Our national economy is finally moving out of the ditch the GOP bankers put us in. The Republican Congress has cut off Federal support for local police. All over the country police are being laid off.  The Republican plan to sabotage our economy by putting police, firefighters and teachers out of work is not stopping our economy from coming back.

Coatesville has a Marriott Courtyard Hotel and a new train station and the National Velodrome is coming.

The fires are over and crime is down in Coatesville because our Police Department was rebuilt.  Coatesville is the best real estate value in Chester County and we are attracting new middle class residents.

Instead of focusing on bringing new revenue to Coatesville City Manager Gary Rawlings is focused on cost cutting.

Less police
= More crime
= People and businesses moving out of Coatesville
= Less tax revenue
= Less police
 A downward spiral
Mr. Rawlings is poised to balance the budget on the backs of the City of Coatesville Police.

But just when Coatesville is finally coming back is not the time to give our city back to the drug dealers and national gangs.

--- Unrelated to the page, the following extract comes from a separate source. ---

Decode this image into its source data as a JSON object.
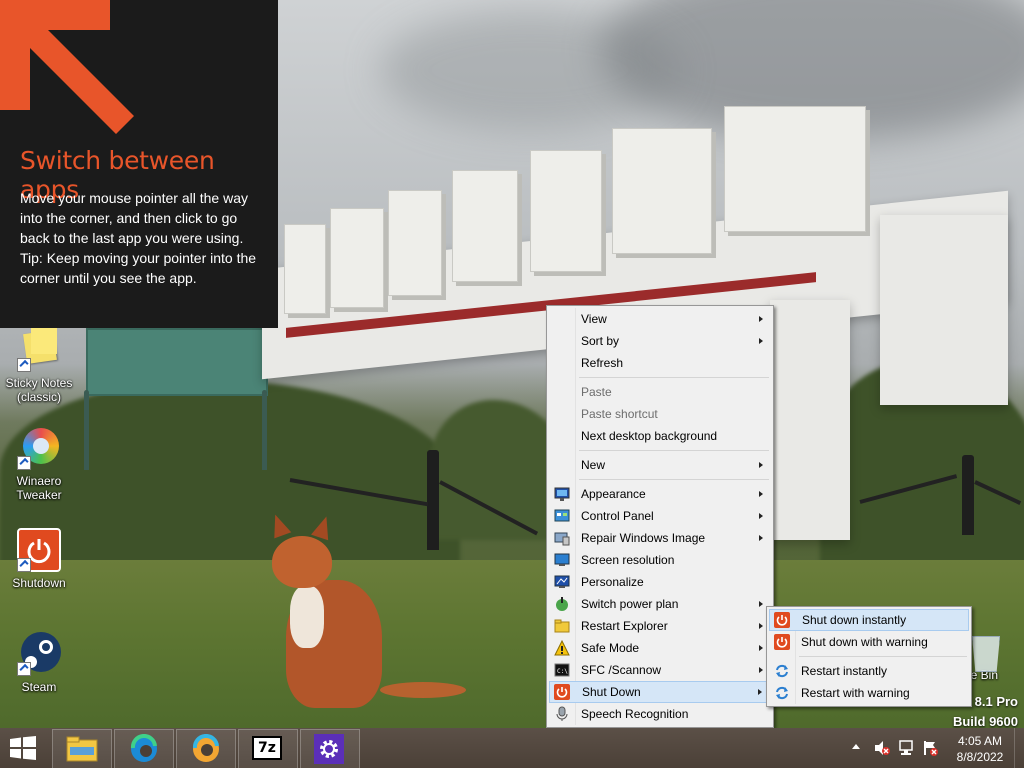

In 2008 a bunch of Coatesville retail businesses had enough of the armed robberies and closed but some long time Coatesville businesses waited for the "Bloc of Four's" inferno of terror to end. But if a storeowner has a gun pointed to his head while his cash register is emptied one more time he might decide that it's time to close up.

Armed robberies, muggings, news of street shootouts and people waiting in traffic jams caused by drug sales in the street doesn't fit with attracting legitimate businesses to Coatesville. If Mr. Rawling's PD reduction policies put drug dealers back in control of Coatesville's streets  businesses looking at Western Chester County might skip over Coatesville. 

Hopefully the Coatesville City Council will have the good sense to ignore Rawlings and take money out of the water authority sale fund to keep police working. And maybe the city council will admit that hiring Rawlings was a big mistake, buy out his contract and send him off to play golf. Who knows, maybe that’s what he had in mind when he came here. 


Tuesday, May 15, 2012

“uncomfortable because the blacks were taking over council.”


Gray Rawlings allegedly said something like he is uncomfortable because the blacks were taking over council. 


Where is this guy coming from. Most people in the Coatesville City Council room including most of the people from the community are blind to race.